-- Material for this exercise follows --

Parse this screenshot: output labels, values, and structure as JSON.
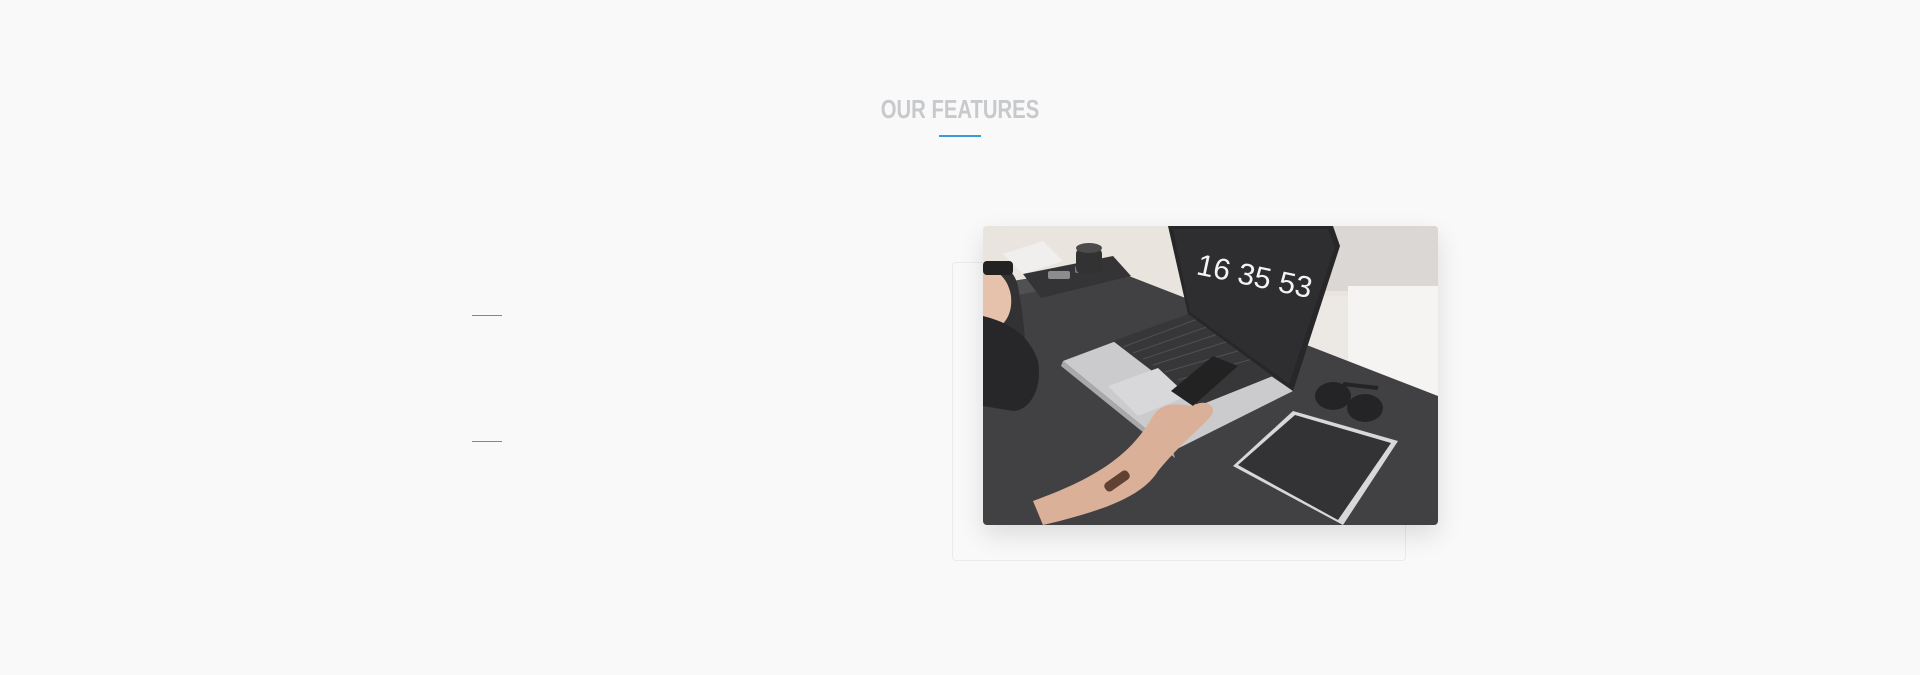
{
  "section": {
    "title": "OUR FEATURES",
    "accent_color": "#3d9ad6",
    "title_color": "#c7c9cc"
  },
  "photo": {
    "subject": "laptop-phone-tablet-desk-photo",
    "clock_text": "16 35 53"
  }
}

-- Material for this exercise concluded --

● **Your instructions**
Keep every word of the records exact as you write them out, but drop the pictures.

● **Exercise result**
Parse this screenshot: output labels, values, and structure as JSON.
{
  "section": {
    "title": "OUR FEATURES",
    "accent_color": "#3d9ad6",
    "title_color": "#c7c9cc"
  },
  "photo": {
    "subject": "laptop-phone-tablet-desk-photo",
    "clock_text": "16 35 53"
  }
}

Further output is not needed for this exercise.